Council member Ann Kitchen, whose district covers Onion Creek, said a developer’s contribution to drainage solutions should be based on the proposed development’s total impact on the city’s drainage system.

“What we have going with CodeNEXT is a change requiring both new developments and redevelopments contribute their fair share by providing both on- and off-site flood detention ponds and conveyance solutions proportional to the impact the development has on the system,” she said.

Jacob voiced particular concern over the 70-acre Cebolla Creek subdivision under construction in Austin’s extraterritorial jurisdiction near the intersection of Old San Antonio and Twin Creeks roads. Most of its drainage will flow directly into Onion Creek via a 10-square-foot pipe “big enough to drive a small car through,” he said.

“While there is some disagreement as to who will be impacted, the message is clear that there will be an additional impact on flooding downstream,” Jacob said.

Maintaining the pipes

Reem Zoun, supervising engineer with the city’s watershed protection department, said her staff addresses drainage issues based on a “worst first” criteria determined through video monitoring and 311 calls.

Repairing the infrastructure built prior to the adoption of the city’s drainage criteria manual in the mid-1970s, she said, would require resources the department does not presently have.

“Our storm drains are not sized large enough in some areas,” Zoun said. “That is what is expensive, and that is where we do not have the resources to address or upgrade all of our storm-drain systems.”

A backlog of 502 work orders is slowing the regular maintenance of closed storm drainage pipe infrastructure, the task force report said. The department is chipping away at those orders, many of which are minor, said Jose Guerrero, assistant director of the watershed protection department.

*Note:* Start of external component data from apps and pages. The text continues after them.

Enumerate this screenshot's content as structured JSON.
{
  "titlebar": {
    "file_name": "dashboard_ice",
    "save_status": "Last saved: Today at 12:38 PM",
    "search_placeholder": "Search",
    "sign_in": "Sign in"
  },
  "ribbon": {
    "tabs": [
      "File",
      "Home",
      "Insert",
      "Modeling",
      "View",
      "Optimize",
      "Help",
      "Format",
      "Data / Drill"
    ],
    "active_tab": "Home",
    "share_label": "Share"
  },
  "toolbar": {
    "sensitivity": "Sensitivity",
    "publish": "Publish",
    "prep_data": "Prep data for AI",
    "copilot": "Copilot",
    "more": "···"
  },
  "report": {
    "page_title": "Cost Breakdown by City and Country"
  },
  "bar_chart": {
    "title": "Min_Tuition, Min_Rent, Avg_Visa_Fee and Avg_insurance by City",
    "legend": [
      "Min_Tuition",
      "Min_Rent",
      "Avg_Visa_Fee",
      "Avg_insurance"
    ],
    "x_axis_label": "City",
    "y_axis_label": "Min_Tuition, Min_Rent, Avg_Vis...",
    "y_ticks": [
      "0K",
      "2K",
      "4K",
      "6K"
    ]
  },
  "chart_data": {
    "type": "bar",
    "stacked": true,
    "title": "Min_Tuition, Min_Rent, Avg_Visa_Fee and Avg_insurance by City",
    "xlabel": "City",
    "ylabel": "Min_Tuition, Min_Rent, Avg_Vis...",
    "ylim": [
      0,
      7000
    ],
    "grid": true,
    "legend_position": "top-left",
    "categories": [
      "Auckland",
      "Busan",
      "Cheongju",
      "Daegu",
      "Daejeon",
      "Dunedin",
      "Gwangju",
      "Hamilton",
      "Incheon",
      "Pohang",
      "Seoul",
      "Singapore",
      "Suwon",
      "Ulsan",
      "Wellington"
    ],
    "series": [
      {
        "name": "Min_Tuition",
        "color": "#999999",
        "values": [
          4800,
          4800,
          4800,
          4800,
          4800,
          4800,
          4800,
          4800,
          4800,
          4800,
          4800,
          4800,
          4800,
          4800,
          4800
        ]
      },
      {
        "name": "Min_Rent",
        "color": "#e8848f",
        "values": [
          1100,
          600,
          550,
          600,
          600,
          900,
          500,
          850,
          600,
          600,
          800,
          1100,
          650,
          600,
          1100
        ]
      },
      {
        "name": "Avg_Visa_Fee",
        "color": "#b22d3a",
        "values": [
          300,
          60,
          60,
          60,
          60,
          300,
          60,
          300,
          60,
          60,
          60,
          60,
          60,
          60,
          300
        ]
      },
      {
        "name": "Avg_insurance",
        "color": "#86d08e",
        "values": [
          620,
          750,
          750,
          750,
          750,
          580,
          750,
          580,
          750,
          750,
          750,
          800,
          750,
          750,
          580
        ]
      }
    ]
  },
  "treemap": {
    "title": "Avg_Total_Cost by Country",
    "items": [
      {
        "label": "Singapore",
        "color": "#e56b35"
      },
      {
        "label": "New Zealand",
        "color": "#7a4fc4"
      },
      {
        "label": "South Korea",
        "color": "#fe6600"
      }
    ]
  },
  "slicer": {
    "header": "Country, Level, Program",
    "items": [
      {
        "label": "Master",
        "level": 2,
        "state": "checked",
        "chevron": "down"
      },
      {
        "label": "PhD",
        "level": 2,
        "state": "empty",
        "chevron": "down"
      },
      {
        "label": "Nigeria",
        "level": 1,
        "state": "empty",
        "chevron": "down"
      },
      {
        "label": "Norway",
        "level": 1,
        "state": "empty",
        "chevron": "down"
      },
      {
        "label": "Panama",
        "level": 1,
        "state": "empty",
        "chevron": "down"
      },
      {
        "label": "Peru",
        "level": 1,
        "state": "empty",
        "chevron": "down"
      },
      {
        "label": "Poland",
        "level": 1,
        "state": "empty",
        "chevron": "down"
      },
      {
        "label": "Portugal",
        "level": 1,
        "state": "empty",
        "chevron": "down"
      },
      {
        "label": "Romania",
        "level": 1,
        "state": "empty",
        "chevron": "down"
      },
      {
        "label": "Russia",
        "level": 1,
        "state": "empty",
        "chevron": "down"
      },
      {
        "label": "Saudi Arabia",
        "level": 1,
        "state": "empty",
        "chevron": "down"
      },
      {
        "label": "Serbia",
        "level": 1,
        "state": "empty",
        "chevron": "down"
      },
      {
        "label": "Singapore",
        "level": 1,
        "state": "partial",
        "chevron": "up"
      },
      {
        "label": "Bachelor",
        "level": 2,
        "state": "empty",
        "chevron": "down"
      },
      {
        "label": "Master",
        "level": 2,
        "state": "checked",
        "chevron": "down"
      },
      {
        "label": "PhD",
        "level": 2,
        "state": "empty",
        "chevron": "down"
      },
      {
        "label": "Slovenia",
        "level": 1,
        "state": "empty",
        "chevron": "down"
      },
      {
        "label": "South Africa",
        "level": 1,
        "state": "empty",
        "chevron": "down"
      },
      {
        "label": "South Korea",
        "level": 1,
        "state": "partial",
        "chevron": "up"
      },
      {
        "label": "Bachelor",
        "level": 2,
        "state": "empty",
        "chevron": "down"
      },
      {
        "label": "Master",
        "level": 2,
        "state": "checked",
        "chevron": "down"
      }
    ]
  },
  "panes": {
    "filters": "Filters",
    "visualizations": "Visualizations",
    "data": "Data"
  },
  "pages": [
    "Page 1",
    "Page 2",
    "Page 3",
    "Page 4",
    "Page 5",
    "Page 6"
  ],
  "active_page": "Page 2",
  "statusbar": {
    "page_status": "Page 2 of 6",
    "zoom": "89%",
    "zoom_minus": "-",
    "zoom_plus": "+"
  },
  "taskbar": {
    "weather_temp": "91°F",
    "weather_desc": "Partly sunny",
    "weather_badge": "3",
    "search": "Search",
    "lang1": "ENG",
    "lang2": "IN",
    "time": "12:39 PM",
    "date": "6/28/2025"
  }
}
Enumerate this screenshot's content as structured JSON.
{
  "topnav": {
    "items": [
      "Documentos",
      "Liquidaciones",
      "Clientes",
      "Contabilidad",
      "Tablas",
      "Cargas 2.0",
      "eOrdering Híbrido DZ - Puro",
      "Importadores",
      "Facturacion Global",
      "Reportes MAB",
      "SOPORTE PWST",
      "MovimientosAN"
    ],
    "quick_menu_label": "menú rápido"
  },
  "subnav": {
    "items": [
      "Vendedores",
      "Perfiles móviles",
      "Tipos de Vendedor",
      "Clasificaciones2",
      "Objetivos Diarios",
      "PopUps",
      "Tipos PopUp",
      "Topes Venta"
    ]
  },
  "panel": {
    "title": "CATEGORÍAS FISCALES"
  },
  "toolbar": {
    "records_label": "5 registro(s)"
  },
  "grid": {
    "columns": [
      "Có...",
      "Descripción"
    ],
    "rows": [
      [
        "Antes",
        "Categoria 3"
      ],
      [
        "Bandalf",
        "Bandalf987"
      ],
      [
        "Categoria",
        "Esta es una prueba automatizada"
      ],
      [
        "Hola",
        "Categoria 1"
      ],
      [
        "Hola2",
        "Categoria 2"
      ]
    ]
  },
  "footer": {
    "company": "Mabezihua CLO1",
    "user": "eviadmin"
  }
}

Each year, the department allocates funding toward drainage pipeline management, which pays for the operating costs of  cleaning, inspecting, and rehabilitating the pipes, as well as investigating drainage complaints and paying employees who work to repair the system.

The city’s drainage utility fee that appears on the monthly utility bills of Austin residents is what funds a portion of the watershed protection department. The fee is based on a property’s percentage and amount of impervious cover.

Due to an increase in impervious cover from new development, the watershed protection department’s budget is projected to increase by approximately 6 percent in fiscal year 2017-2018. Of that, $7.2 million will pay for drainage pipeline management.

The flood-mitigation task force contends that the drainage utility fee is not sufficient in funding major capital improvement projects. Instead members say those projects should be funded through bonds, which has not been done since 2006.

“As long as the department is depending on the drainage utility fund to cover budgetary requirements, anything big needs to go through bonds because, if not, you are robbing Peter to pay Paul,” Jacob said.

Anupa Gharpurey, financial manager of the watershed protection department, said a bond would not be sufficient in fully addressing the department’s exorbitant capital improvement project needs.

“Our capital improvement project needs can be supplemented through bond funding, but our need for drainage utility fee funding is not going away anytime soon,” she said.

Kitchen said she is supportive of a bond to fund drainage improvements.

“I think we will have to [pursue a bond],” she said. “There is no way we can keep up with these needs given the status of our storm pipes.”

In early August a group tasked with reviewing requests and making recommendations  related to drainage infrastructure improvements to the city’s 2018 bond advisory committee was formed by City Council.

By Olivia Lueckemeyer
Olivia Lueckemeyer graduated in 2013 from Loyola University New Orleans with a degree in journalism. She joined Community Impact Newspaper in October 2016 as reporter for the Southwest Austin edition before her promotion to editor in March 2017. In July 2018 she returned home to the Dallas area and became editor of the Richardson edition.